─── Input data ───

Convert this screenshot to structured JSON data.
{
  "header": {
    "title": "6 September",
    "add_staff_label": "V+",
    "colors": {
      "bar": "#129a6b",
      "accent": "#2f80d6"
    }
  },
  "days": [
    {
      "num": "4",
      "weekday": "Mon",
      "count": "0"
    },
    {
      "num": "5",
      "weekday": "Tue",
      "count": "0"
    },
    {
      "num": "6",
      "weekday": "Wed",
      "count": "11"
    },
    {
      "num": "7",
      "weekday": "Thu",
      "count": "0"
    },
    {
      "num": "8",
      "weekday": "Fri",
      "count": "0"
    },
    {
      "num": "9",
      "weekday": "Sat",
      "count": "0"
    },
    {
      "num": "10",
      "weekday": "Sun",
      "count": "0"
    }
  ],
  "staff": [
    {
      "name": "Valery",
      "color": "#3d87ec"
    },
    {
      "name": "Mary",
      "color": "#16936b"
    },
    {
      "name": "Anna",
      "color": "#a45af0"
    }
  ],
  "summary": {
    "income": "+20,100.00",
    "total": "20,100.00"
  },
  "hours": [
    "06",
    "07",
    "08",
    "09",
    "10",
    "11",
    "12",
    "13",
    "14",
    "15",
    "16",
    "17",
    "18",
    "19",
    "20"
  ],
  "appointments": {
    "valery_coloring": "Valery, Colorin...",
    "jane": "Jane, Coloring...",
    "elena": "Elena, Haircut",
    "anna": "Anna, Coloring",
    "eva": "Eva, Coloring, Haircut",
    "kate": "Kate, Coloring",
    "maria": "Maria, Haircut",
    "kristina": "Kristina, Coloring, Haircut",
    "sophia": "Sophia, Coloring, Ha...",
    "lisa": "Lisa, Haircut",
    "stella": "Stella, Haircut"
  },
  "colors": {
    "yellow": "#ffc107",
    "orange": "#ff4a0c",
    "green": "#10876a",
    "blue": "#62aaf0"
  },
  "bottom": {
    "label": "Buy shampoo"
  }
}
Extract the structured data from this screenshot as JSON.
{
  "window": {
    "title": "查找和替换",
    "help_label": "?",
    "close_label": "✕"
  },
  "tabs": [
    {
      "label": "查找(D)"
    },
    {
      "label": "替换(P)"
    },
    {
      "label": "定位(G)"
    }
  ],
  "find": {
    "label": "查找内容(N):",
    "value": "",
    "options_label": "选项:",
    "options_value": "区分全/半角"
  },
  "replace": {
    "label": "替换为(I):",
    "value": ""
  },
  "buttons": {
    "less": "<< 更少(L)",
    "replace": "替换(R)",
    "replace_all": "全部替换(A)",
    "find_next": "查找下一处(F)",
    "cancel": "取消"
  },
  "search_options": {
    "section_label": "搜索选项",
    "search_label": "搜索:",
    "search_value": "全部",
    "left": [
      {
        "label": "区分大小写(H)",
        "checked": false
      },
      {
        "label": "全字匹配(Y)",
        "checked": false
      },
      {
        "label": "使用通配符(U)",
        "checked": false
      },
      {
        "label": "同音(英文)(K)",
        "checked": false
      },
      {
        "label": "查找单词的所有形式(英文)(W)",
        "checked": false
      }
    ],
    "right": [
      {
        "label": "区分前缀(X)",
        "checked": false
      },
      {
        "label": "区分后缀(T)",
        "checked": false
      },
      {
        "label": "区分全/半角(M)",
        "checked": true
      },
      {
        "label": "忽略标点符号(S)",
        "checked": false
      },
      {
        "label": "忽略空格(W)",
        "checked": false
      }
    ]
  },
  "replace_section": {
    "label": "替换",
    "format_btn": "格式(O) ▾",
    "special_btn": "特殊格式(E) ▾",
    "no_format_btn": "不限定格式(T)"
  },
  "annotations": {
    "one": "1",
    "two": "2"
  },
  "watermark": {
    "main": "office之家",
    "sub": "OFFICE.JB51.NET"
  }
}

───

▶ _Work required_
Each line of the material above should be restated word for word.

▶ _Answer area_
Convert this screenshot to structured JSON data.
{
  "header": {
    "title": "6 September",
    "add_staff_label": "V+",
    "colors": {
      "bar": "#129a6b",
      "accent": "#2f80d6"
    }
  },
  "days": [
    {
      "num": "4",
      "weekday": "Mon",
      "count": "0"
    },
    {
      "num": "5",
      "weekday": "Tue",
      "count": "0"
    },
    {
      "num": "6",
      "weekday": "Wed",
      "count": "11"
    },
    {
      "num": "7",
      "weekday": "Thu",
      "count": "0"
    },
    {
      "num": "8",
      "weekday": "Fri",
      "count": "0"
    },
    {
      "num": "9",
      "weekday": "Sat",
      "count": "0"
    },
    {
      "num": "10",
      "weekday": "Sun",
      "count": "0"
    }
  ],
  "staff": [
    {
      "name": "Valery",
      "color": "#3d87ec"
    },
    {
      "name": "Mary",
      "color": "#16936b"
    },
    {
      "name": "Anna",
      "color": "#a45af0"
    }
  ],
  "summary": {
    "income": "+20,100.00",
    "total": "20,100.00"
  },
  "hours": [
    "06",
    "07",
    "08",
    "09",
    "10",
    "11",
    "12",
    "13",
    "14",
    "15",
    "16",
    "17",
    "18",
    "19",
    "20"
  ],
  "appointments": {
    "valery_coloring": "Valery, Colorin...",
    "jane": "Jane, Coloring...",
    "elena": "Elena, Haircut",
    "anna": "Anna, Coloring",
    "eva": "Eva, Coloring, Haircut",
    "kate": "Kate, Coloring",
    "maria": "Maria, Haircut",
    "kristina": "Kristina, Coloring, Haircut",
    "sophia": "Sophia, Coloring, Ha...",
    "lisa": "Lisa, Haircut",
    "stella": "Stella, Haircut"
  },
  "colors": {
    "yellow": "#ffc107",
    "orange": "#ff4a0c",
    "green": "#10876a",
    "blue": "#62aaf0"
  },
  "bottom": {
    "label": "Buy shampoo"
  }
}
Extract the structured data from this screenshot as JSON.
{
  "window": {
    "title": "查找和替换",
    "help_label": "?",
    "close_label": "✕"
  },
  "tabs": [
    {
      "label": "查找(D)"
    },
    {
      "label": "替换(P)"
    },
    {
      "label": "定位(G)"
    }
  ],
  "find": {
    "label": "查找内容(N):",
    "value": "",
    "options_label": "选项:",
    "options_value": "区分全/半角"
  },
  "replace": {
    "label": "替换为(I):",
    "value": ""
  },
  "buttons": {
    "less": "<< 更少(L)",
    "replace": "替换(R)",
    "replace_all": "全部替换(A)",
    "find_next": "查找下一处(F)",
    "cancel": "取消"
  },
  "search_options": {
    "section_label": "搜索选项",
    "search_label": "搜索:",
    "search_value": "全部",
    "left": [
      {
        "label": "区分大小写(H)",
        "checked": false
      },
      {
        "label": "全字匹配(Y)",
        "checked": false
      },
      {
        "label": "使用通配符(U)",
        "checked": false
      },
      {
        "label": "同音(英文)(K)",
        "checked": false
      },
      {
        "label": "查找单词的所有形式(英文)(W)",
        "checked": false
      }
    ],
    "right": [
      {
        "label": "区分前缀(X)",
        "checked": false
      },
      {
        "label": "区分后缀(T)",
        "checked": false
      },
      {
        "label": "区分全/半角(M)",
        "checked": true
      },
      {
        "label": "忽略标点符号(S)",
        "checked": false
      },
      {
        "label": "忽略空格(W)",
        "checked": false
      }
    ]
  },
  "replace_section": {
    "label": "替换",
    "format_btn": "格式(O) ▾",
    "special_btn": "特殊格式(E) ▾",
    "no_format_btn": "不限定格式(T)"
  },
  "annotations": {
    "one": "1",
    "two": "2"
  },
  "watermark": {
    "main": "office之家",
    "sub": "OFFICE.JB51.NET"
  }
}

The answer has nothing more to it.